▶ _YOUR TASK_
Gather each line containing the string "tempor" from these entries.
DATA EXTRACTS section start
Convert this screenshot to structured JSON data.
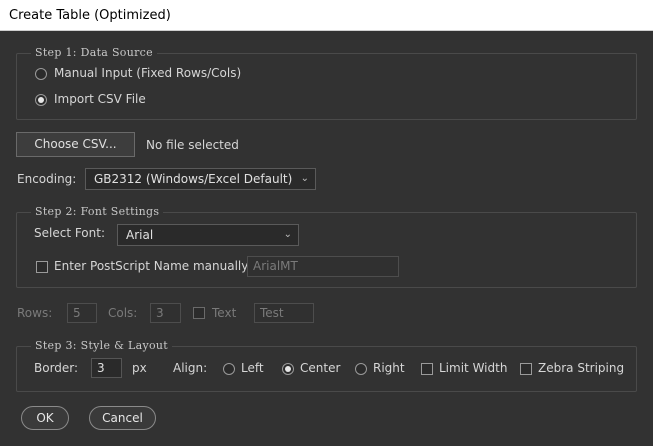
{
  "window": {
    "title": "Create Table (Optimized)"
  },
  "step1": {
    "legend": "Step 1: Data Source",
    "option_manual": "Manual Input (Fixed Rows/Cols)",
    "option_csv": "Import CSV File",
    "selected": "csv"
  },
  "csv": {
    "choose_label": "Choose CSV...",
    "status": "No file selected"
  },
  "encoding": {
    "label": "Encoding:",
    "value": "GB2312 (Windows/Excel Default)"
  },
  "step2": {
    "legend": "Step 2: Font Settings",
    "font_label": "Select Font:",
    "font_value": "Arial",
    "postscript_label": "Enter PostScript Name manually:",
    "postscript_value": "ArialMT",
    "postscript_checked": false
  },
  "grid": {
    "rows_label": "Rows:",
    "rows_value": "5",
    "cols_label": "Cols:",
    "cols_value": "3",
    "text_label": "Text",
    "text_value": "Test",
    "text_checked": false
  },
  "step3": {
    "legend": "Step 3: Style & Layout",
    "border_label": "Border:",
    "border_value": "3",
    "border_unit": "px",
    "align_label": "Align:",
    "align_left": "Left",
    "align_center": "Center",
    "align_right": "Right",
    "align_selected": "center",
    "limit_width_label": "Limit Width",
    "zebra_label": "Zebra Striping"
  },
  "buttons": {
    "ok": "OK",
    "cancel": "Cancel"
  }
}
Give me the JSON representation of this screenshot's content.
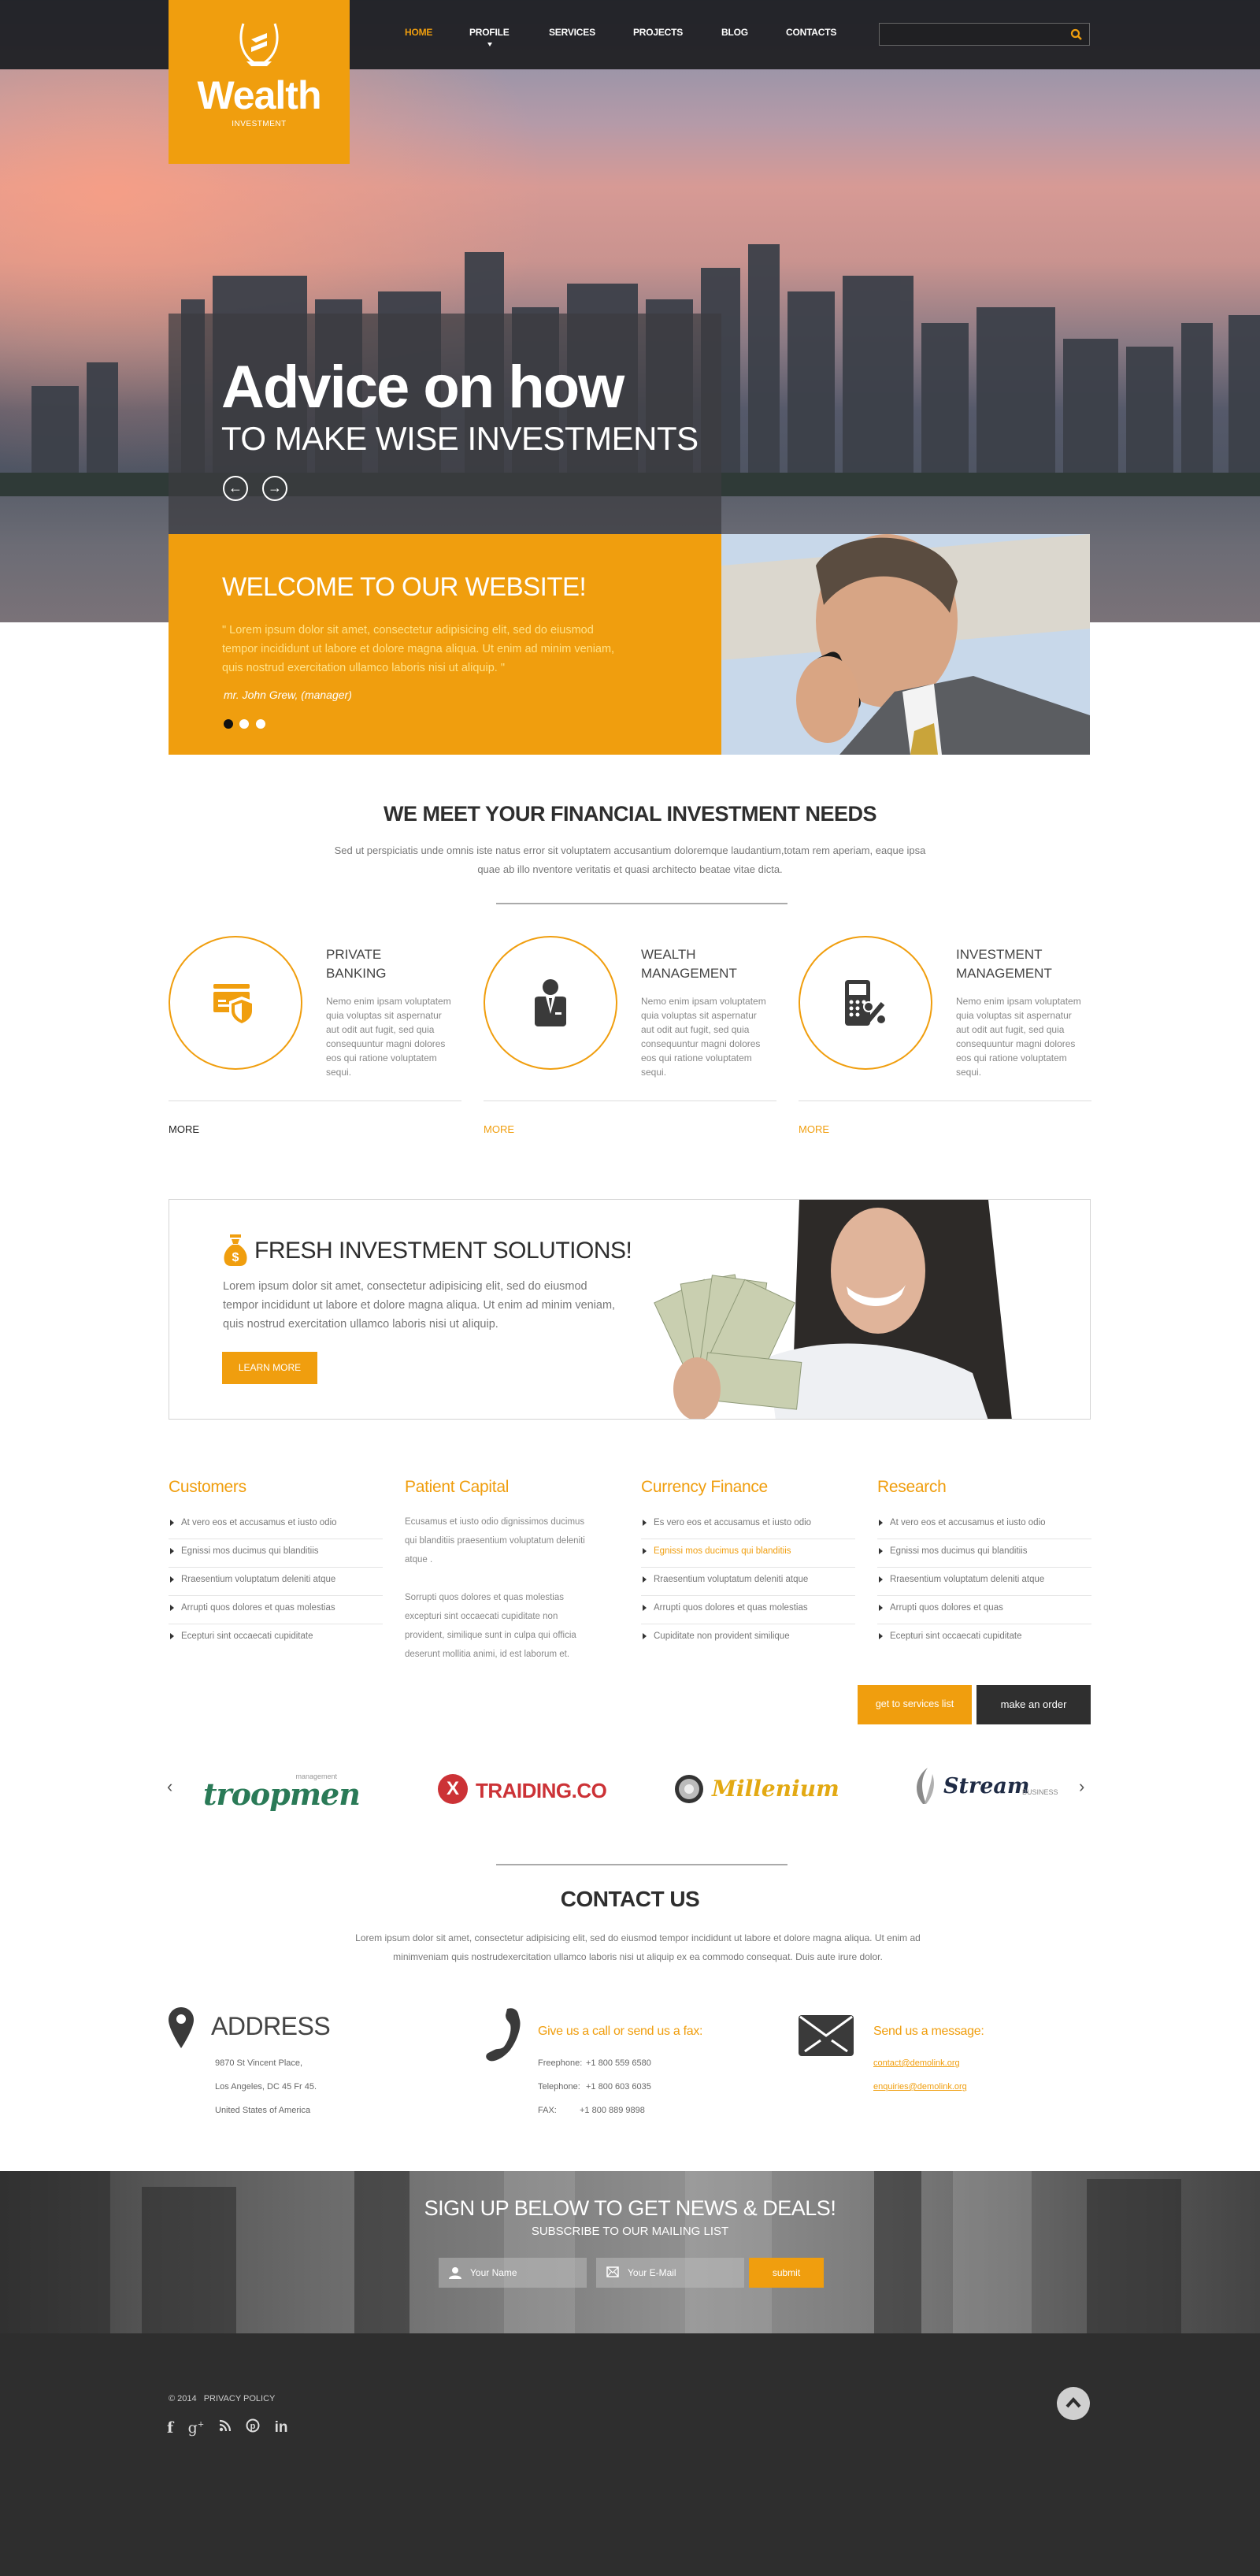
{
  "brand": {
    "name": "Wealth",
    "tagline": "INVESTMENT",
    "accent_color": "#f09e0e",
    "dark_color": "#2f2f2f"
  },
  "nav": {
    "items": [
      {
        "label": "HOME",
        "active": true
      },
      {
        "label": "PROFILE",
        "has_dropdown": true
      },
      {
        "label": "SERVICES"
      },
      {
        "label": "PROJECTS"
      },
      {
        "label": "BLOG"
      },
      {
        "label": "CONTACTS"
      }
    ],
    "search": {
      "placeholder": "",
      "value": "",
      "icon": "search-icon"
    }
  },
  "hero": {
    "title": "Advice on how",
    "subtitle": "TO MAKE WISE INVESTMENTS",
    "prev_icon": "arrow-left-icon",
    "next_icon": "arrow-right-icon"
  },
  "welcome": {
    "title": "WELCOME TO OUR WEBSITE!",
    "quote": "\"  Lorem ipsum dolor sit amet, consectetur adipisicing elit, sed do eiusmod tempor incididunt ut labore et dolore magna aliqua. Ut enim ad minim veniam, quis nostrud exercitation ullamco laboris nisi ut aliquip. \"",
    "author": "mr. John Grew, (manager)",
    "slides_total": 3,
    "slide_active": 1
  },
  "needs": {
    "title": "WE MEET YOUR FINANCIAL INVESTMENT NEEDS",
    "text": "Sed ut perspiciatis unde omnis iste natus error sit voluptatem accusantium doloremque laudantium,totam rem aperiam, eaque ipsa quae ab illo nventore veritatis et quasi architecto beatae vitae dicta."
  },
  "features": [
    {
      "title_line1": "PRIVATE",
      "title_line2": "BANKING",
      "icon": "card-shield-icon",
      "text": "Nemo enim ipsam voluptatem quia voluptas sit aspernatur aut odit aut fugit, sed quia consequuntur magni dolores eos qui ratione voluptatem sequi.",
      "more": "MORE",
      "more_active": false
    },
    {
      "title_line1": "WEALTH",
      "title_line2": "MANAGEMENT",
      "icon": "businessman-icon",
      "text": "Nemo enim ipsam voluptatem quia voluptas sit aspernatur aut odit aut fugit, sed quia consequuntur magni dolores eos qui ratione voluptatem sequi.",
      "more": "MORE",
      "more_active": true
    },
    {
      "title_line1": "INVESTMENT",
      "title_line2": "MANAGEMENT",
      "icon": "calculator-percent-icon",
      "text": "Nemo enim ipsam voluptatem quia voluptas sit aspernatur aut odit aut fugit, sed quia consequuntur magni dolores eos qui ratione voluptatem sequi.",
      "more": "MORE",
      "more_active": true
    }
  ],
  "fresh": {
    "title": "FRESH INVESTMENT SOLUTIONS!",
    "text": "Lorem ipsum dolor sit amet, consectetur adipisicing elit, sed do eiusmod tempor incididunt ut labore et dolore magna aliqua. Ut enim ad minim veniam, quis nostrud exercitation ullamco laboris nisi ut aliquip.",
    "button": "LEARN MORE",
    "icon": "money-bag-icon"
  },
  "columns": {
    "customers": {
      "title": "Customers",
      "items": [
        "At vero eos et accusamus et iusto odio",
        "Egnissi mos ducimus qui blanditiis",
        "Rraesentium voluptatum deleniti atque",
        "Arrupti quos dolores et quas molestias",
        "Ecepturi sint occaecati cupiditate"
      ]
    },
    "patient": {
      "title": "Patient Capital",
      "para1": "Ecusamus et iusto odio dignissimos ducimus qui blanditiis praesentium voluptatum deleniti atque .",
      "para2": "Sorrupti quos dolores et quas molestias excepturi sint occaecati cupiditate non provident, similique sunt in culpa qui officia deserunt mollitia animi, id est laborum et."
    },
    "currency": {
      "title": "Currency Finance",
      "items": [
        "Es vero eos et accusamus et iusto odio",
        "Egnissi mos ducimus qui blanditiis",
        "Rraesentium voluptatum deleniti atque",
        "Arrupti quos dolores et quas molestias",
        "Cupiditate non provident similique"
      ],
      "highlighted_index": 1
    },
    "research": {
      "title": "Research",
      "items": [
        "At vero eos et accusamus et iusto odio",
        "Egnissi mos ducimus qui blanditiis",
        "Rraesentium voluptatum deleniti atque",
        "Arrupti quos dolores et quas",
        "Ecepturi sint occaecati cupiditate"
      ]
    }
  },
  "actions": {
    "services_list": "get to services list",
    "make_order": "make an order"
  },
  "partners": {
    "logos": [
      {
        "name": "troopmen",
        "sub": "management",
        "color": "#2a7a57"
      },
      {
        "name": "TRAIDING.CO",
        "mark": "X",
        "color": "#cc3236"
      },
      {
        "name": "Millenium",
        "color": "#e3a913"
      },
      {
        "name": "Stream",
        "sub": "BUSINESS",
        "color": "#1f2b45"
      }
    ]
  },
  "contact": {
    "title": "CONTACT US",
    "text": "Lorem ipsum dolor sit amet, consectetur adipisicing elit, sed do eiusmod tempor incididunt ut labore et dolore magna aliqua. Ut enim ad minimveniam quis nostrudexercitation ullamco laboris nisi ut aliquip ex ea commodo consequat. Duis aute irure dolor.",
    "address": {
      "title": "ADDRESS",
      "lines": [
        "9870 St Vincent Place,",
        "Los Angeles, DC 45 Fr 45.",
        "United States of America"
      ]
    },
    "phone": {
      "title": "Give us a call or send us a fax:",
      "freephone_label": "Freephone:",
      "freephone": "+1 800 559 6580",
      "telephone_label": "Telephone:",
      "telephone": "+1 800 603 6035",
      "fax_label": "FAX:",
      "fax": "+1 800 889 9898"
    },
    "message": {
      "title": "Send us a message:",
      "emails": [
        "contact@demolink.org",
        "enquiries@demolink.org"
      ]
    }
  },
  "signup": {
    "title": "SIGN UP BELOW TO GET NEWS & DEALS!",
    "subtitle": "SUBSCRIBE TO OUR MAILING LIST",
    "name_placeholder": "Your Name",
    "email_placeholder": "Your E-Mail",
    "submit": "submit"
  },
  "footer": {
    "copyright": "© 2014",
    "privacy": "PRIVACY POLICY",
    "social": [
      {
        "name": "facebook",
        "glyph": "f"
      },
      {
        "name": "google-plus",
        "glyph": "g+"
      },
      {
        "name": "rss",
        "glyph": "rss"
      },
      {
        "name": "pinterest",
        "glyph": "p"
      },
      {
        "name": "linkedin",
        "glyph": "in"
      }
    ]
  }
}
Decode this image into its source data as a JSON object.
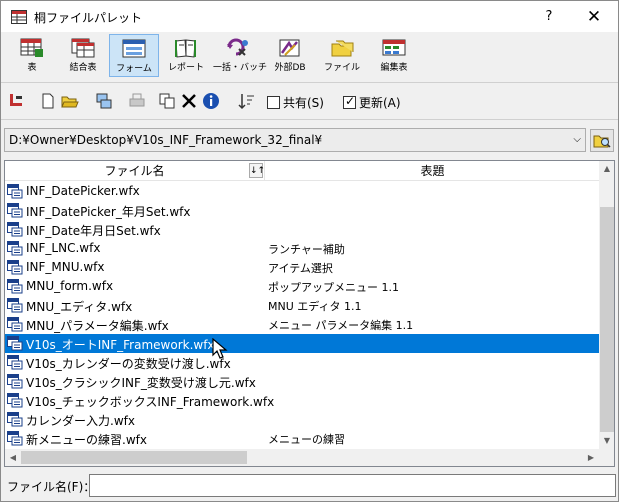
{
  "window": {
    "title": "桐ファイルパレット",
    "help_label": "?",
    "close_label": "✕"
  },
  "toolbar": {
    "buttons": [
      {
        "label": "表",
        "icon": "table-icon"
      },
      {
        "label": "結合表",
        "icon": "joined-table-icon"
      },
      {
        "label": "フォーム",
        "icon": "form-icon",
        "active": true
      },
      {
        "label": "レポート",
        "icon": "report-icon"
      },
      {
        "label": "一括・バッチ",
        "icon": "batch-icon"
      },
      {
        "label": "外部DB",
        "icon": "external-db-icon"
      },
      {
        "label": "ファイル",
        "icon": "file-folder-icon"
      },
      {
        "label": "編集表",
        "icon": "edit-table-icon"
      }
    ]
  },
  "toolbar2": {
    "shared_label": "共有(S)",
    "shared_checked": false,
    "update_label": "更新(A)",
    "update_checked": true
  },
  "path": {
    "value": "D:¥Owner¥Desktop¥V10s_INF_Framework_32_final¥"
  },
  "list": {
    "columns": {
      "name": "ファイル名",
      "title": "表題"
    },
    "sort_label": "↓↑",
    "rows": [
      {
        "name": "INF_DatePicker.wfx",
        "title": ""
      },
      {
        "name": "INF_DatePicker_年月Set.wfx",
        "title": ""
      },
      {
        "name": "INF_Date年月日Set.wfx",
        "title": ""
      },
      {
        "name": "INF_LNC.wfx",
        "title": "ランチャー補助"
      },
      {
        "name": "INF_MNU.wfx",
        "title": "アイテム選択"
      },
      {
        "name": "MNU_form.wfx",
        "title": "ポップアップメニュー 1.1"
      },
      {
        "name": "MNU_エディタ.wfx",
        "title": "MNU エディタ 1.1"
      },
      {
        "name": "MNU_パラメータ編集.wfx",
        "title": "メニュー パラメータ編集 1.1"
      },
      {
        "name": "V10s_オートINF_Framework.wfx",
        "title": "",
        "selected": true
      },
      {
        "name": "V10s_カレンダーの変数受け渡し.wfx",
        "title": ""
      },
      {
        "name": "V10s_クラシックINF_変数受け渡し元.wfx",
        "title": ""
      },
      {
        "name": "V10s_チェックボックスINF_Framework.wfx",
        "title": ""
      },
      {
        "name": "カレンダー入力.wfx",
        "title": ""
      },
      {
        "name": "新メニューの練習.wfx",
        "title": "メニューの練習"
      }
    ]
  },
  "filename": {
    "label": "ファイル名(F)：",
    "value": ""
  },
  "colors": {
    "selection": "#0078d7",
    "active_button": "#cce4f7"
  }
}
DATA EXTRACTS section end
▶ _OUTPUT BELOW_
    "quote": "\"  Lorem ipsum dolor sit amet, consectetur adipisicing elit, sed do eiusmod tempor incididunt ut labore et dolore magna aliqua. Ut enim ad minim veniam, quis nostrud exercitation ullamco laboris nisi ut aliquip. \"",
    "text": "Lorem ipsum dolor sit amet, consectetur adipisicing elit, sed do eiusmod tempor incididunt ut labore et dolore magna aliqua. Ut enim ad minim veniam, quis nostrud exercitation ullamco laboris nisi ut aliquip.",
    "text": "Lorem ipsum dolor sit amet, consectetur adipisicing elit, sed do eiusmod tempor incididunt ut labore et dolore magna aliqua. Ut enim ad minimveniam quis nostrudexercitation ullamco laboris nisi ut aliquip ex ea commodo consequat. Duis aute irure dolor.",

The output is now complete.